Check Monday’s newsletter for the answer.
Yesterday’s SIQ: In 1932, Malcolm Campbell set a new world land-speed record in the car he called the Bluebird. How fast did he go?
Answer: 253.97 mph. Campbell first set the land-speed record in 1924 at 146.16 mph and bested the mark several times over the next decade. In ’35 when he set the record for the last time, he went twice as fast as he did in his first record-setting run, clocking in at 301.129 mph.
Campbell’s 1932 attempt was at Daytona Beach, but not at a speedway—literally on the sand of the beach. Land-speed record attempts at that time were usually made on beaches, until Utah’s Bonneville Salt Flats became the go-to location.
Campbell’s son, Donald, acquired his father’s need for speed and set a world land-speed record in 1964 at 403.1 mph. Donald remains the only person to set new speed records on land and water in the same year. (Malcolm also held the water and land records simultaneously.) Donald was killed while attempting to set a water-speed record in ’67.
From the Vault: Feb. 25, 2019
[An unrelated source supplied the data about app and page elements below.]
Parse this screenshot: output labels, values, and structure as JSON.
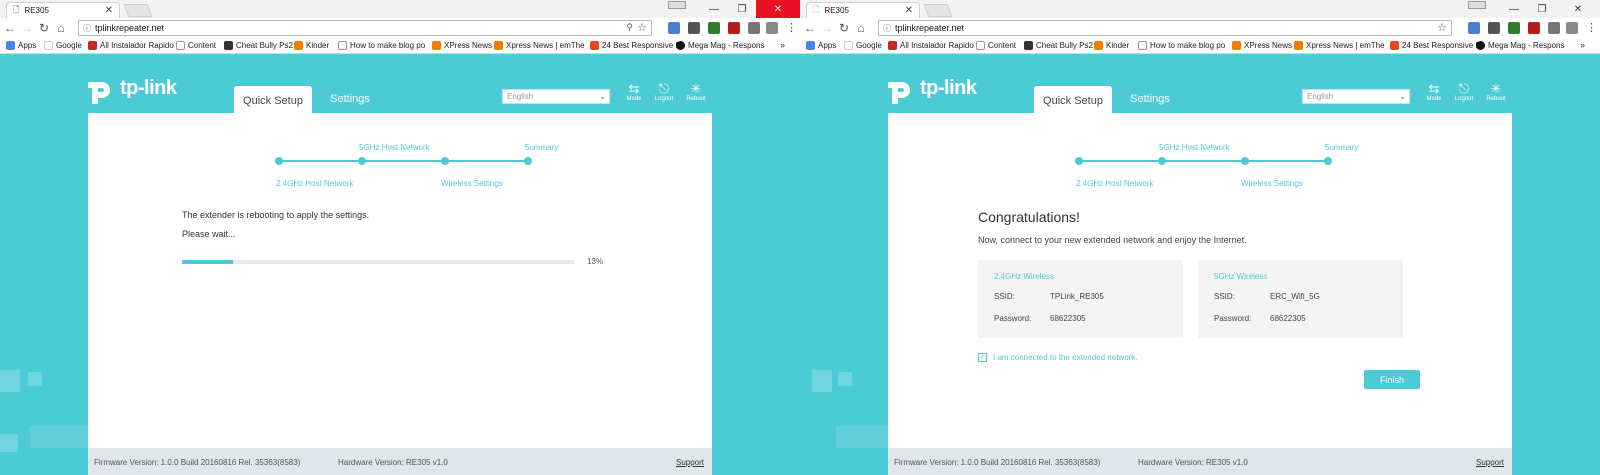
{
  "browser": {
    "tab_title": "RE305",
    "url": "tplinkrepeater.net",
    "bookmarks": [
      "Apps",
      "Google",
      "All Instalador Rapido",
      "Content",
      "Cheat Bully Ps2",
      "Kinder",
      "How to make blog po",
      "XPress News",
      "Xpress News | emThe",
      "24 Best Responsive Pr",
      "Mega Mag - Respons"
    ],
    "overflow": "»"
  },
  "router": {
    "brand": "tp-link",
    "tabs": [
      "Quick Setup",
      "Settings"
    ],
    "language": "English",
    "header_icons": [
      "Mode",
      "Logout",
      "Reboot"
    ],
    "steps_top": [
      "5GHz Host Network",
      "Summary"
    ],
    "steps_bottom": [
      "2.4GHz Host Network",
      "Wireless Settings"
    ],
    "footer": {
      "firmware": "Firmware Version: 1.0.0 Build 20160816 Rel. 35363(8583)",
      "hardware": "Hardware Version: RE305 v1.0",
      "support": "Support"
    }
  },
  "left": {
    "message": "The extender is rebooting to apply the settings.",
    "wait": "Please wait...",
    "progress_percent": 13,
    "progress_label": "13%"
  },
  "right": {
    "title": "Congratulations!",
    "subtitle": "Now, connect to your new extended network and enjoy the Internet.",
    "boxes": [
      {
        "heading": "2.4GHz Wireless",
        "ssid_label": "SSID:",
        "ssid": "TPLink_RE305",
        "pass_label": "Password:",
        "password": "68622305"
      },
      {
        "heading": "5GHz Wireless",
        "ssid_label": "SSID:",
        "ssid": "ERC_Wifi_5G",
        "pass_label": "Password:",
        "password": "68622305"
      }
    ],
    "checkbox_label": "I am connected to the extended network.",
    "finish": "Finish"
  },
  "colors": {
    "accent": "#4acbd6",
    "close_red": "#e81123"
  }
}
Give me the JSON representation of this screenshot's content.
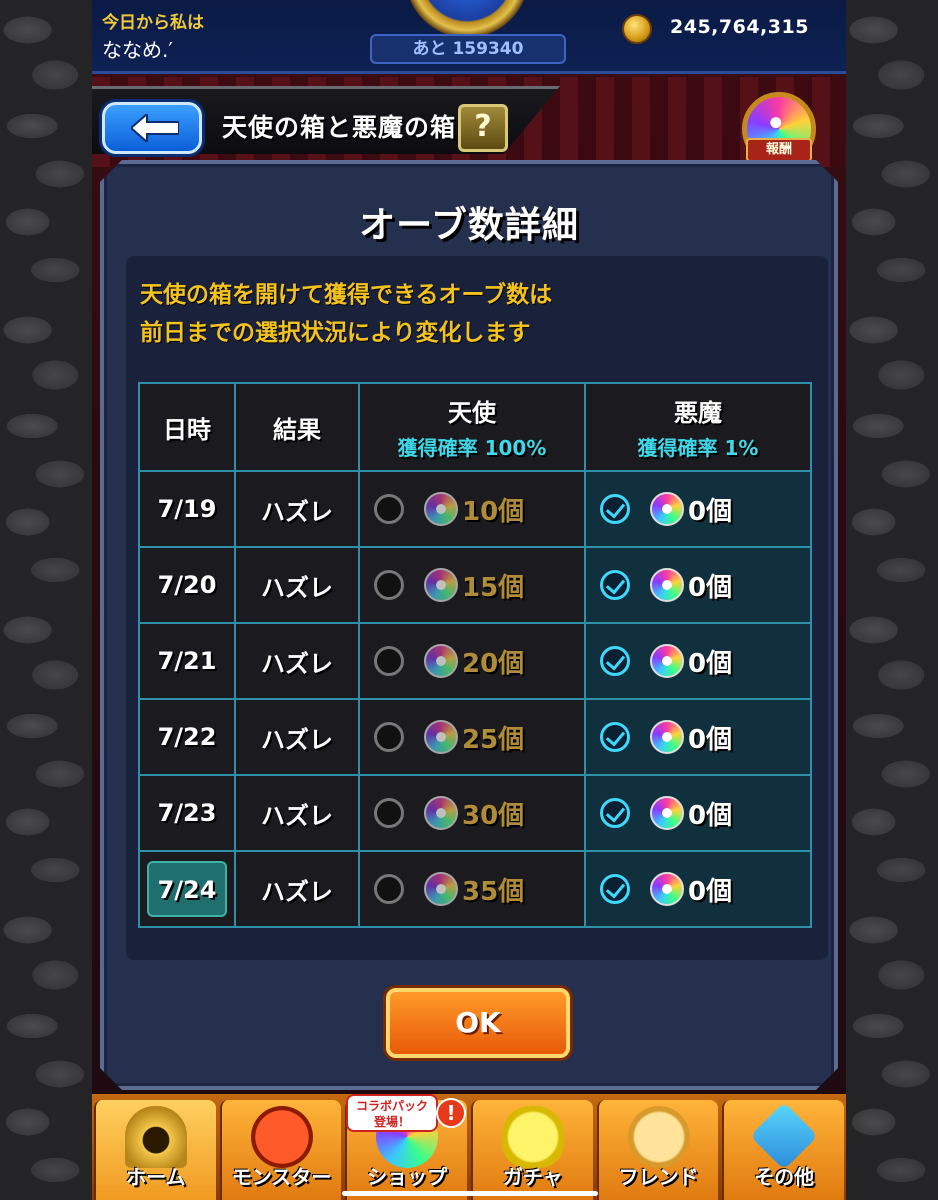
{
  "topbar": {
    "message_line1": "今日から私は",
    "message_line2": "ななめ.′",
    "remaining": "あと 159340",
    "coins": "245,764,315"
  },
  "header": {
    "title": "天使の箱と悪魔の箱",
    "help": "?",
    "reward_label": "報酬"
  },
  "dialog": {
    "title": "オーブ数詳細",
    "description_line1": "天使の箱を開けて獲得できるオーブ数は",
    "description_line2": "前日までの選択状況により変化します",
    "table": {
      "headers": {
        "date": "日時",
        "result": "結果",
        "angel": "天使",
        "angel_rate": "獲得確率 100%",
        "devil": "悪魔",
        "devil_rate": "獲得確率 1%"
      },
      "rows": [
        {
          "date": "7/19",
          "result": "ハズレ",
          "angel_count": "10個",
          "devil_count": "0個"
        },
        {
          "date": "7/20",
          "result": "ハズレ",
          "angel_count": "15個",
          "devil_count": "0個"
        },
        {
          "date": "7/21",
          "result": "ハズレ",
          "angel_count": "20個",
          "devil_count": "0個"
        },
        {
          "date": "7/22",
          "result": "ハズレ",
          "angel_count": "25個",
          "devil_count": "0個"
        },
        {
          "date": "7/23",
          "result": "ハズレ",
          "angel_count": "30個",
          "devil_count": "0個"
        },
        {
          "date": "7/24",
          "result": "ハズレ",
          "angel_count": "35個",
          "devil_count": "0個"
        }
      ]
    },
    "ok_label": "OK"
  },
  "nav": {
    "collab_badge_line1": "コラボパック",
    "collab_badge_line2": "登場！",
    "alert": "!",
    "items": [
      {
        "label": "ホーム"
      },
      {
        "label": "モンスター"
      },
      {
        "label": "ショップ"
      },
      {
        "label": "ガチャ"
      },
      {
        "label": "フレンド"
      },
      {
        "label": "その他"
      }
    ]
  },
  "colors": {
    "accent_yellow": "#f4c21e",
    "accent_cyan": "#3ed8e8",
    "ok_orange": "#e85a08"
  }
}
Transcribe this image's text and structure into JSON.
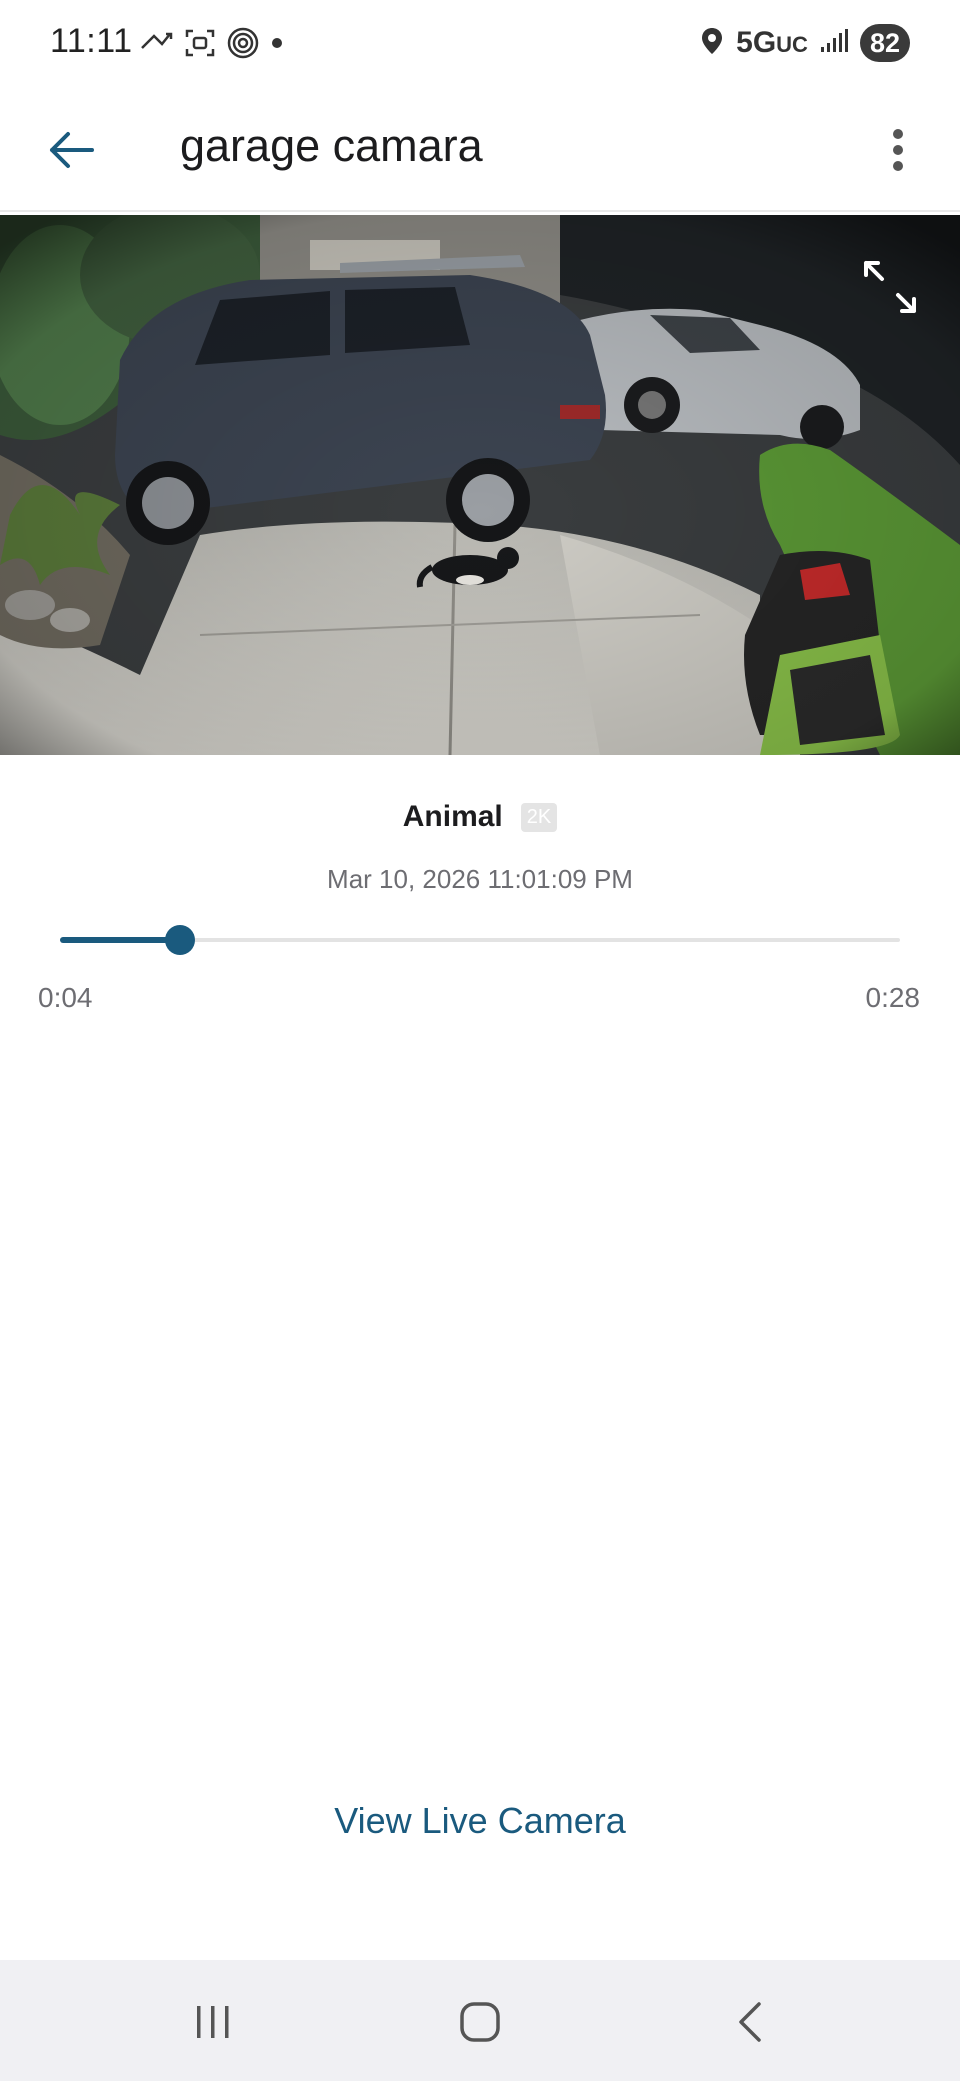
{
  "status_bar": {
    "time": "11:11",
    "network": "5G",
    "network_suffix": "UC",
    "battery": "82",
    "icons_left": [
      "missed-call-icon",
      "screenshot-icon",
      "wireless-icon",
      "dot-icon"
    ],
    "icons_right": [
      "location-icon",
      "signal-icon",
      "battery-icon"
    ]
  },
  "header": {
    "title": "garage camara",
    "back_icon": "back-arrow-icon",
    "menu_icon": "more-vert-icon"
  },
  "video": {
    "fullscreen_icon": "expand-icon"
  },
  "event": {
    "type": "Animal",
    "quality": "2K",
    "timestamp": "Mar 10, 2026 11:01:09 PM"
  },
  "playback": {
    "current": "0:04",
    "duration": "0:28",
    "progress_fraction": 0.143
  },
  "actions": {
    "live_label": "View Live Camera"
  },
  "nav_bar": {
    "buttons": [
      "recents-icon",
      "home-icon",
      "back-icon"
    ]
  },
  "colors": {
    "accent": "#1a5a7e",
    "track": "#e3e3e3",
    "nav_bg": "#f0f0f3"
  }
}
It’s hard to believe that this cover was published just three years ago. The Sixers’ starting group (Tobias Harris, JJ Redick, Joel Embiid, Jimmy Butler and Ben Simmons) was put together on the fly, with Redick’s addition coming the previous offseason and Butler and Harris’s acquisitions coming via midseason trade.
The goal: build around what was seen as the best young duo in the league.
Fast forward three years and Redick is retired, Butler has been to the NBA Finals with the Heat and Simmons has been traded to the Nets. Harris and Embiid remain in Philly, but this Sixers group will likely go down in history as nothing but a flash in the pan.
Jeffery A. Salter, who photographed this cover, could sense that something was up with the team’s chemistry, he said in an interview for SI’s Full Frame newsletter series. (You can receive Full Frame by signing up for a digital subscription.)
Embiid actually wasn’t in the original photo with the other four starters. He came later and was shot by himself. The images were later combined into one.
“I just got the impression there may have been some locker room mess going on,” Salter told Rohan Nadkarni. “I got the feeling there was something going on between him and the other players.”
Check out more of SI’s archives and historic images at vault.si.com.